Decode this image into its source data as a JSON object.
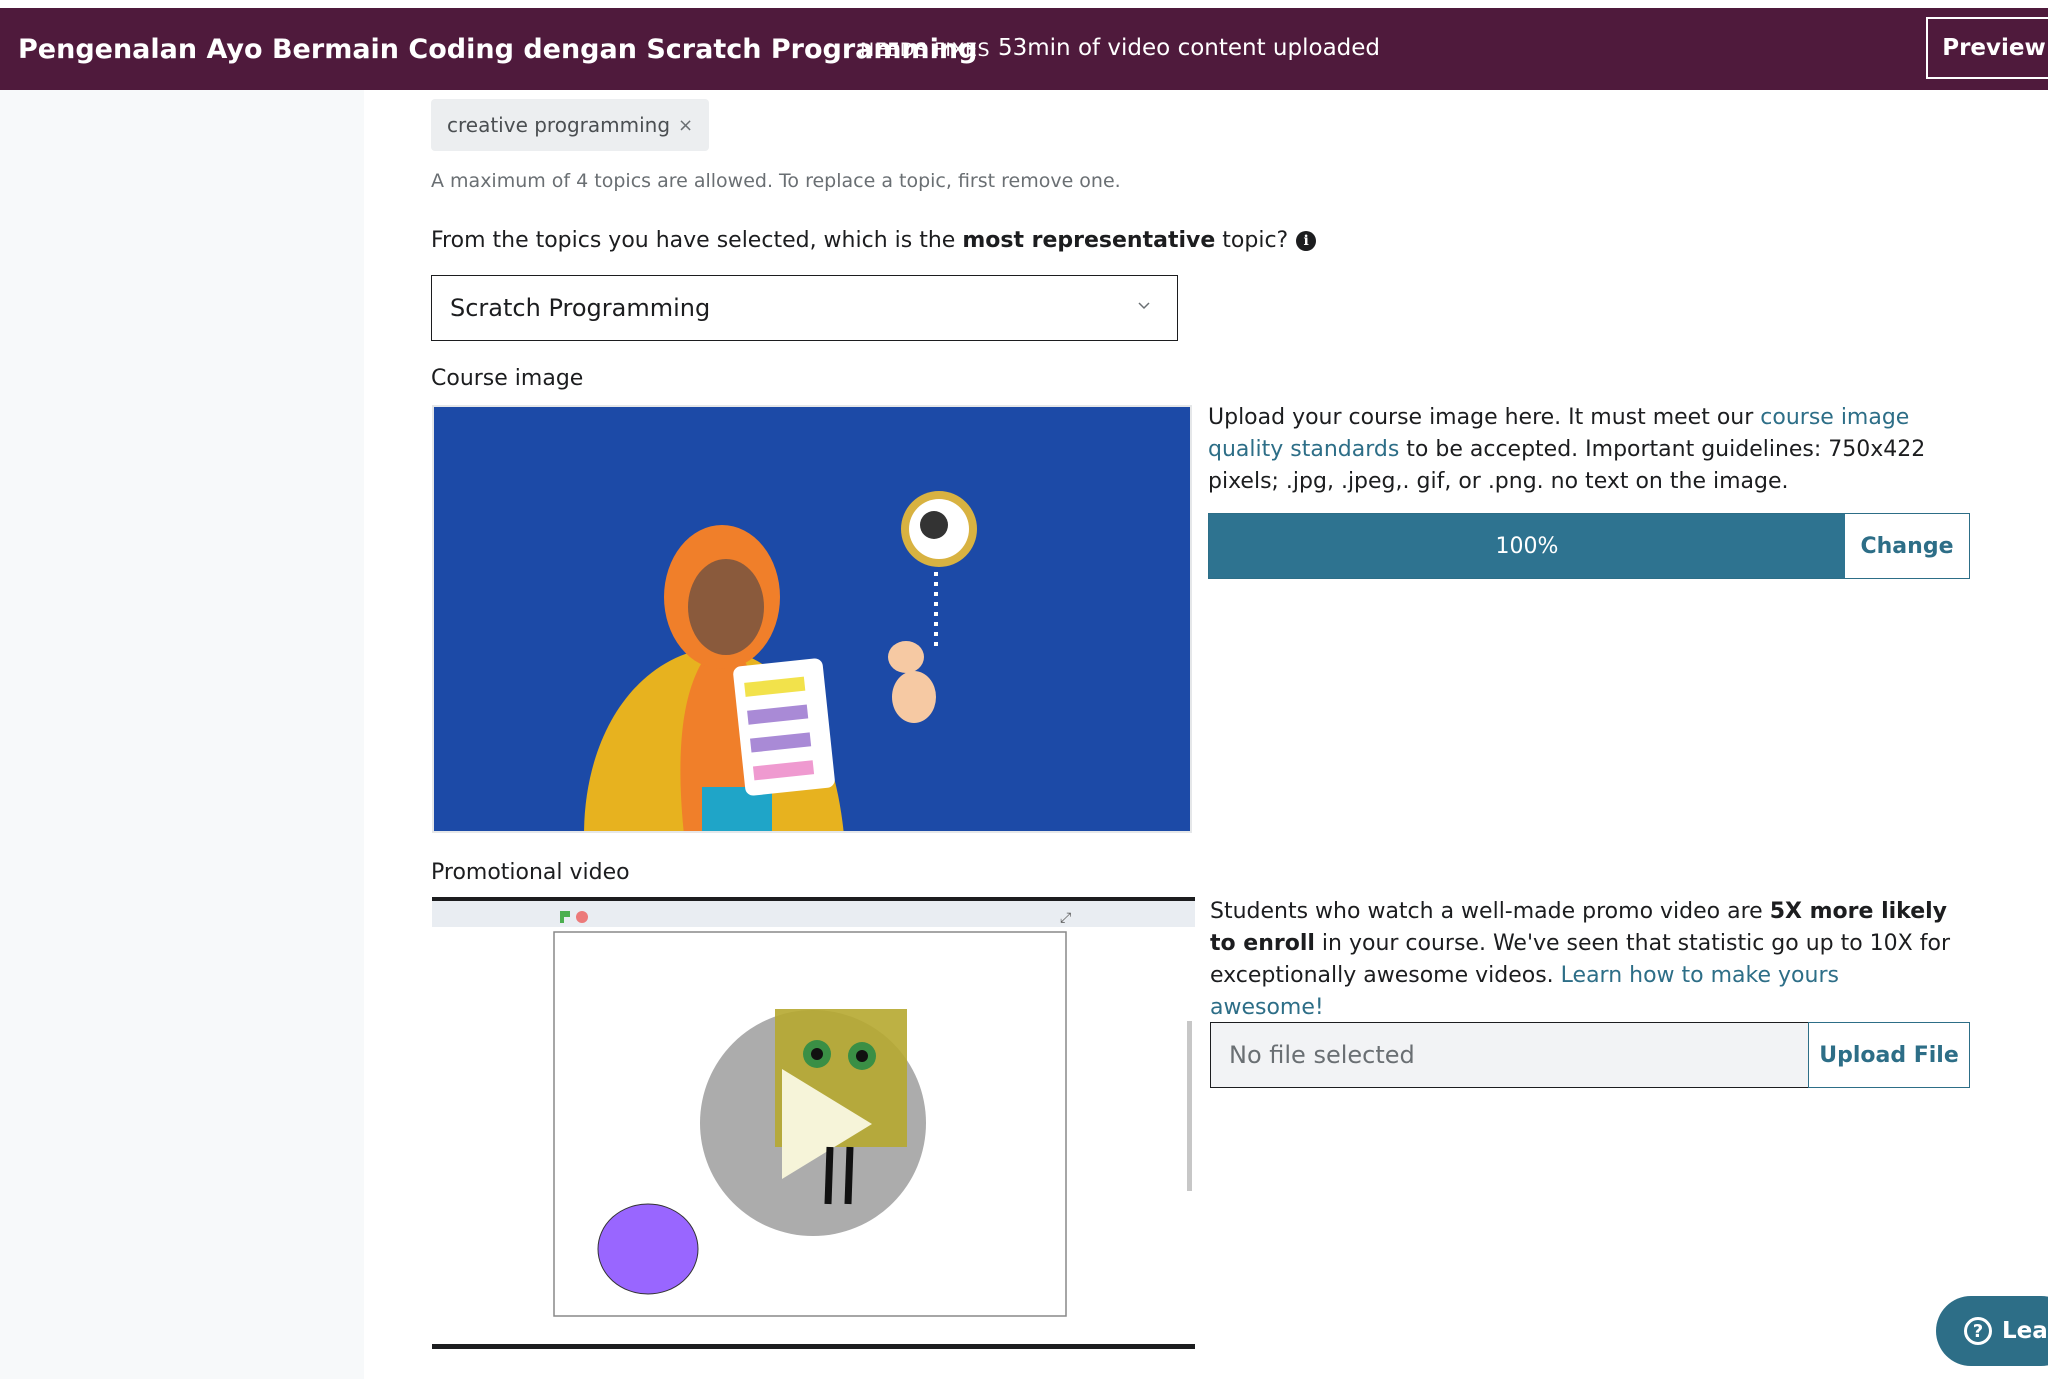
{
  "header": {
    "course_title": "Pengenalan Ayo Bermain Coding dengan Scratch Programming",
    "status_badge": "NEEDS FIXES",
    "upload_status": "53min of video content uploaded",
    "preview_label": "Preview"
  },
  "topics": {
    "selected_topic": "creative programming",
    "remove_symbol": "×",
    "hint": "A maximum of 4 topics are allowed. To replace a topic, first remove one.",
    "question_before": "From the topics you have selected, which is the ",
    "question_bold": "most representative",
    "question_after": " topic?",
    "info_symbol": "i",
    "representative_value": "Scratch Programming"
  },
  "course_image": {
    "label": "Course image",
    "desc_before": "Upload your course image here. It must meet our ",
    "desc_link": "course image quality standards",
    "desc_after": " to be accepted. Important guidelines: 750x422 pixels; .jpg, .jpeg,. gif, or .png. no text on the image.",
    "progress": 1.0,
    "progress_label": "100%",
    "change_label": "Change",
    "image_background": "#1c4aa7"
  },
  "promo_video": {
    "label": "Promotional video",
    "desc_before": "Students who watch a well-made promo video are ",
    "desc_bold": "5X more likely to enroll",
    "desc_after": " in your course. We've seen that statistic go up to 10X for exceptionally awesome videos. ",
    "desc_link": "Learn how to make yours awesome!",
    "file_value": "No file selected",
    "upload_label": "Upload File"
  },
  "help": {
    "label": "Lea",
    "icon_symbol": "?"
  },
  "colors": {
    "header_bg": "#4f1a3c",
    "accent": "#2d6e87",
    "progress_fill": "#2e7390"
  }
}
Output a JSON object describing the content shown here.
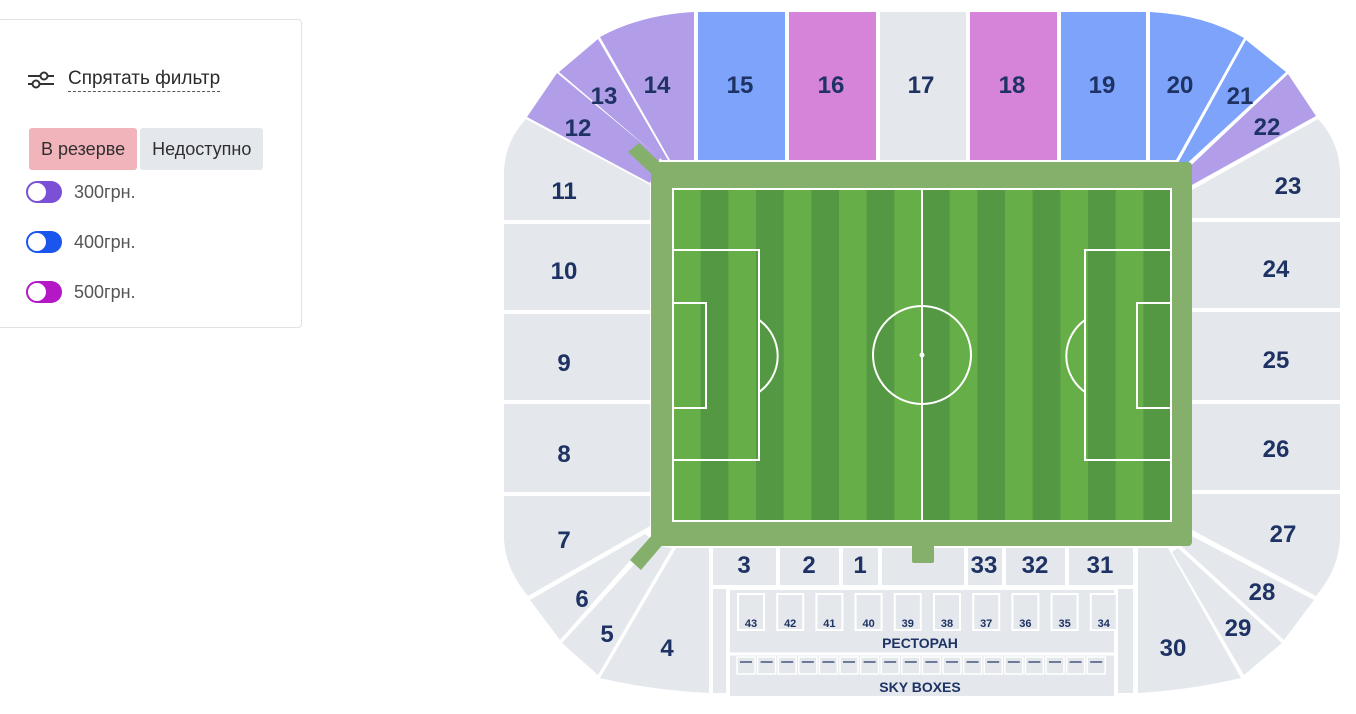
{
  "filter": {
    "toggle_label": "Спрятать фильтр",
    "statuses": [
      {
        "label": "В резерве",
        "color": "#f2b4bb"
      },
      {
        "label": "Недоступно",
        "color": "#e4e8ec"
      }
    ],
    "legend": [
      {
        "label": "300грн.",
        "color": "#7b4fd6"
      },
      {
        "label": "400грн.",
        "color": "#1a55ee"
      },
      {
        "label": "500грн.",
        "color": "#b417c6"
      }
    ]
  },
  "colors": {
    "price_300": "#b19de8",
    "price_400": "#7da3fb",
    "price_500": "#d683da",
    "unavailable": "#e4e8ec",
    "grass_dark": "#559843",
    "grass_light": "#65ae48",
    "pitch_border": "#84b06c",
    "label": "#1e3264"
  },
  "stadium": {
    "sections": {
      "s1": "1",
      "s2": "2",
      "s3": "3",
      "s4": "4",
      "s5": "5",
      "s6": "6",
      "s7": "7",
      "s8": "8",
      "s9": "9",
      "s10": "10",
      "s11": "11",
      "s12": "12",
      "s13": "13",
      "s14": "14",
      "s15": "15",
      "s16": "16",
      "s17": "17",
      "s18": "18",
      "s19": "19",
      "s20": "20",
      "s21": "21",
      "s22": "22",
      "s23": "23",
      "s24": "24",
      "s25": "25",
      "s26": "26",
      "s27": "27",
      "s28": "28",
      "s29": "29",
      "s30": "30",
      "s31": "31",
      "s32": "32",
      "s33": "33"
    },
    "restaurant_label": "РЕСТОРАН",
    "restaurant_boxes": [
      "43",
      "42",
      "41",
      "40",
      "39",
      "38",
      "37",
      "36",
      "35",
      "34"
    ],
    "skybox_label": "SKY BOXES"
  }
}
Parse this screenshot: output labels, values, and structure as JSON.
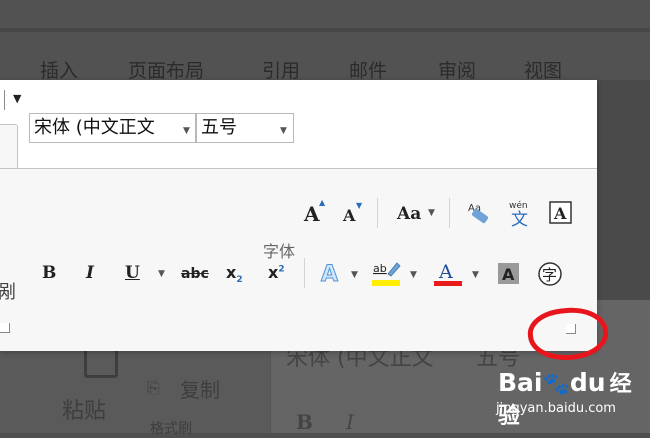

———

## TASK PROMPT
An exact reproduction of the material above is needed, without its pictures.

## TASK RESULT
Decode this image into its source data as a JSON object.
{
  "header": {
    "course_title": "Pengenalan Ayo Bermain Coding dengan Scratch Programming",
    "status_badge": "NEEDS FIXES",
    "upload_status": "53min of video content uploaded",
    "preview_label": "Preview"
  },
  "topics": {
    "selected_topic": "creative programming",
    "remove_symbol": "×",
    "hint": "A maximum of 4 topics are allowed. To replace a topic, first remove one.",
    "question_before": "From the topics you have selected, which is the ",
    "question_bold": "most representative",
    "question_after": " topic?",
    "info_symbol": "i",
    "representative_value": "Scratch Programming"
  },
  "course_image": {
    "label": "Course image",
    "desc_before": "Upload your course image here. It must meet our ",
    "desc_link": "course image quality standards",
    "desc_after": " to be accepted. Important guidelines: 750x422 pixels; .jpg, .jpeg,. gif, or .png. no text on the image.",
    "progress": 1.0,
    "progress_label": "100%",
    "change_label": "Change",
    "image_background": "#1c4aa7"
  },
  "promo_video": {
    "label": "Promotional video",
    "desc_before": "Students who watch a well-made promo video are ",
    "desc_bold": "5X more likely to enroll",
    "desc_after": " in your course. We've seen that statistic go up to 10X for exceptionally awesome videos. ",
    "desc_link": "Learn how to make yours awesome!",
    "file_value": "No file selected",
    "upload_label": "Upload File"
  },
  "help": {
    "label": "Lea",
    "icon_symbol": "?"
  },
  "colors": {
    "header_bg": "#4f1a3c",
    "accent": "#2d6e87",
    "progress_fill": "#2e7390"
  }
}
Output a JSON object describing the content shown here.
{
  "filter": {
    "toggle_label": "Спрятать фильтр",
    "statuses": [
      {
        "label": "В резерве",
        "color": "#f2b4bb"
      },
      {
        "label": "Недоступно",
        "color": "#e4e8ec"
      }
    ],
    "legend": [
      {
        "label": "300грн.",
        "color": "#7b4fd6"
      },
      {
        "label": "400грн.",
        "color": "#1a55ee"
      },
      {
        "label": "500грн.",
        "color": "#b417c6"
      }
    ]
  },
  "colors": {
    "price_300": "#b19de8",
    "price_400": "#7da3fb",
    "price_500": "#d683da",
    "unavailable": "#e4e8ec",
    "grass_dark": "#559843",
    "grass_light": "#65ae48",
    "pitch_border": "#84b06c",
    "label": "#1e3264"
  },
  "stadium": {
    "sections": {
      "s1": "1",
      "s2": "2",
      "s3": "3",
      "s4": "4",
      "s5": "5",
      "s6": "6",
      "s7": "7",
      "s8": "8",
      "s9": "9",
      "s10": "10",
      "s11": "11",
      "s12": "12",
      "s13": "13",
      "s14": "14",
      "s15": "15",
      "s16": "16",
      "s17": "17",
      "s18": "18",
      "s19": "19",
      "s20": "20",
      "s21": "21",
      "s22": "22",
      "s23": "23",
      "s24": "24",
      "s25": "25",
      "s26": "26",
      "s27": "27",
      "s28": "28",
      "s29": "29",
      "s30": "30",
      "s31": "31",
      "s32": "32",
      "s33": "33"
    },
    "restaurant_label": "РЕСТОРАН",
    "restaurant_boxes": [
      "43",
      "42",
      "41",
      "40",
      "39",
      "38",
      "37",
      "36",
      "35",
      "34"
    ],
    "skybox_label": "SKY BOXES"
  }
}
Parse this screenshot: output labels, values, and structure as JSON.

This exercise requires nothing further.